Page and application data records
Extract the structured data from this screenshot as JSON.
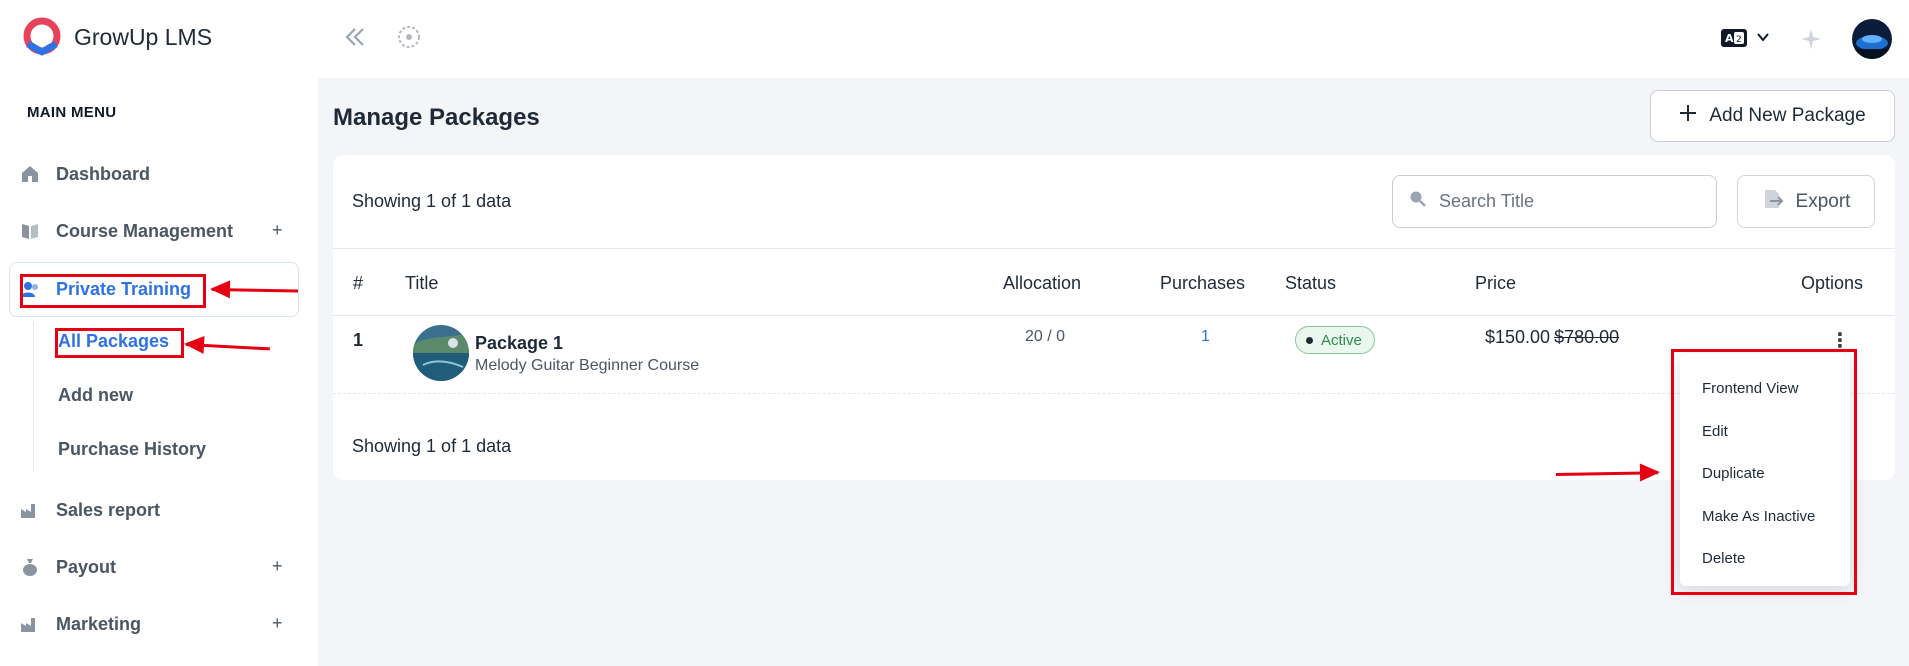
{
  "brand": {
    "name": "GrowUp LMS"
  },
  "sidebar": {
    "section_label": "MAIN MENU",
    "items": [
      {
        "label": "Dashboard",
        "icon": "home-icon"
      },
      {
        "label": "Course Management",
        "icon": "book-icon",
        "expand": "+"
      },
      {
        "label": "Private Training",
        "icon": "user-group-icon"
      },
      {
        "label": "Sales report",
        "icon": "factory-icon"
      },
      {
        "label": "Payout",
        "icon": "money-bag-icon",
        "expand": "+"
      },
      {
        "label": "Marketing",
        "icon": "factory-icon",
        "expand": "+"
      }
    ],
    "sub_items": [
      {
        "label": "All Packages"
      },
      {
        "label": "Add new"
      },
      {
        "label": "Purchase History"
      }
    ]
  },
  "header": {
    "language_icon": "translate-icon",
    "collapse_icon": "double-chevron-left-icon",
    "globe_icon": "globe-icon"
  },
  "main": {
    "title": "Manage Packages",
    "add_button": "Add New Package",
    "showing_top": "Showing 1 of 1 data",
    "showing_bottom": "Showing 1 of 1 data",
    "search_placeholder": "Search Title",
    "export_label": "Export",
    "columns": [
      "#",
      "Title",
      "Allocation",
      "Purchases",
      "Status",
      "Price",
      "Options"
    ],
    "rows": [
      {
        "index": "1",
        "title": "Package 1",
        "subtitle": "Melody Guitar Beginner Course",
        "allocation": "20 / 0",
        "purchases": "1",
        "status": "Active",
        "price": "$150.00",
        "old_price": "$780.00",
        "options_icon": "⋮"
      }
    ]
  },
  "dropdown": {
    "items": [
      "Frontend View",
      "Edit",
      "Duplicate",
      "Make As Inactive",
      "Delete"
    ]
  },
  "colors": {
    "accent": "#2e72e6",
    "annotation_red": "#e60012",
    "status_green": "#2f8a4b"
  }
}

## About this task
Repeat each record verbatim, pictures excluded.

## Answer to the exercise
Extract the structured data from this screenshot as JSON.
{
  "brand": {
    "name": "GrowUp LMS"
  },
  "sidebar": {
    "section_label": "MAIN MENU",
    "items": [
      {
        "label": "Dashboard",
        "icon": "home-icon"
      },
      {
        "label": "Course Management",
        "icon": "book-icon",
        "expand": "+"
      },
      {
        "label": "Private Training",
        "icon": "user-group-icon"
      },
      {
        "label": "Sales report",
        "icon": "factory-icon"
      },
      {
        "label": "Payout",
        "icon": "money-bag-icon",
        "expand": "+"
      },
      {
        "label": "Marketing",
        "icon": "factory-icon",
        "expand": "+"
      }
    ],
    "sub_items": [
      {
        "label": "All Packages"
      },
      {
        "label": "Add new"
      },
      {
        "label": "Purchase History"
      }
    ]
  },
  "header": {
    "language_icon": "translate-icon",
    "collapse_icon": "double-chevron-left-icon",
    "globe_icon": "globe-icon"
  },
  "main": {
    "title": "Manage Packages",
    "add_button": "Add New Package",
    "showing_top": "Showing 1 of 1 data",
    "showing_bottom": "Showing 1 of 1 data",
    "search_placeholder": "Search Title",
    "export_label": "Export",
    "columns": [
      "#",
      "Title",
      "Allocation",
      "Purchases",
      "Status",
      "Price",
      "Options"
    ],
    "rows": [
      {
        "index": "1",
        "title": "Package 1",
        "subtitle": "Melody Guitar Beginner Course",
        "allocation": "20 / 0",
        "purchases": "1",
        "status": "Active",
        "price": "$150.00",
        "old_price": "$780.00",
        "options_icon": "⋮"
      }
    ]
  },
  "dropdown": {
    "items": [
      "Frontend View",
      "Edit",
      "Duplicate",
      "Make As Inactive",
      "Delete"
    ]
  },
  "colors": {
    "accent": "#2e72e6",
    "annotation_red": "#e60012",
    "status_green": "#2f8a4b"
  }
}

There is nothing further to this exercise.